As oil fields age, their oil becomes harder to extract; many of California’s oil fields have been extracted for so long that all that remains is heavy, viscous oil. Like tar, it doesn’t flow easily, and releases more carbon dioxide emissions than lighter oil.
“You’re able to refine it, but that process takes more input and energy [in] burning the product than when you’re burning lighter oil,” Fleming says.
These days, he feels the problem has passed the point of finding middle ground on the issue of fracking. And as the debate rages on, oil fields continue to pump more chemicals into the ground.
In an effort to spread awareness of the harmful effects of fracking, Fleming’s organization leads a campaign in the city of Los Angeles to phase out oil drilling in places where people live within a matter of feet from oil or gas wells. All of these areas are reporting serious health issues, from contaminated water to toxic air.
“It comes down to fracking, and pathways for fluids to flow, and some of those harmful fluids, harmful chemicals getting into groundwater along with the air.”
Dianne Anderson covers education, health, and city government stories with an eye on legislative impacts to diverse communities.

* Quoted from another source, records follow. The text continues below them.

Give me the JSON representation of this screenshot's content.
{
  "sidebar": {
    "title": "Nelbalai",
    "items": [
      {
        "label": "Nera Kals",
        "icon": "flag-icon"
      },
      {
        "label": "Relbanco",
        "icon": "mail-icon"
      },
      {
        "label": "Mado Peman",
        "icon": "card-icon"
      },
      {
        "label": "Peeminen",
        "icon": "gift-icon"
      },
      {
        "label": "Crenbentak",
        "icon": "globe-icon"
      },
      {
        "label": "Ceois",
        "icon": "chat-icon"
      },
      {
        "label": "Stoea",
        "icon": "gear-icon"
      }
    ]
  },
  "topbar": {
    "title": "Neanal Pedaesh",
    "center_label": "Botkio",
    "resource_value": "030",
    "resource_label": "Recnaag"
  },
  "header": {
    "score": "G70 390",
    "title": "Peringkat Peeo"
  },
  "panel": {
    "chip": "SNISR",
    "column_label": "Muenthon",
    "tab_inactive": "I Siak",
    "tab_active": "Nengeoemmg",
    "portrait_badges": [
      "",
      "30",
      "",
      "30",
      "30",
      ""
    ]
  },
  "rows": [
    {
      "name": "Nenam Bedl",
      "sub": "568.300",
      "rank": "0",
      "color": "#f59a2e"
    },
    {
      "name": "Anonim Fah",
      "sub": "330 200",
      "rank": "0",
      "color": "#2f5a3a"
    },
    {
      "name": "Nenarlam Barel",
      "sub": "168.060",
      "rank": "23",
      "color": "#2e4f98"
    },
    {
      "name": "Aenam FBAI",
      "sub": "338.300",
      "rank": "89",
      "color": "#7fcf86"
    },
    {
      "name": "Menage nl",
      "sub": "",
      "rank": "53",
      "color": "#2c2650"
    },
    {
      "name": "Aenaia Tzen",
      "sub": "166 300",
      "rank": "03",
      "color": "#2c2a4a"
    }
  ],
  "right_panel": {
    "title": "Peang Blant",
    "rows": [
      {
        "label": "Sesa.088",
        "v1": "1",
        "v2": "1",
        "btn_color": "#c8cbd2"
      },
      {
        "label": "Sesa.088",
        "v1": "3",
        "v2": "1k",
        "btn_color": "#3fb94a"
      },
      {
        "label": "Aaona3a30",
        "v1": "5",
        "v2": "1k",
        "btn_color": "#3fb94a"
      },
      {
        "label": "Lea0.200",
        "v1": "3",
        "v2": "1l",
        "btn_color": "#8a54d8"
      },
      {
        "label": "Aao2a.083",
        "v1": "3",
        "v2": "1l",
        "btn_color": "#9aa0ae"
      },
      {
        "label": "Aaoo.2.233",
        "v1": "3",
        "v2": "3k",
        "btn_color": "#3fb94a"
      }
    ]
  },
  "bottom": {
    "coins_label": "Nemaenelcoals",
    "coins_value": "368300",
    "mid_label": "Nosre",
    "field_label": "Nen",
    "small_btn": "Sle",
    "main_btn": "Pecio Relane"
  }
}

She has received awards from the American Cancer Society – Inland Empire, and the Southern Poverty Law Center. Over the years, she has reported for the Long Beach Leader and the Inland Valley Daily Bulletin and been a contributor to the Pasadena Weekly.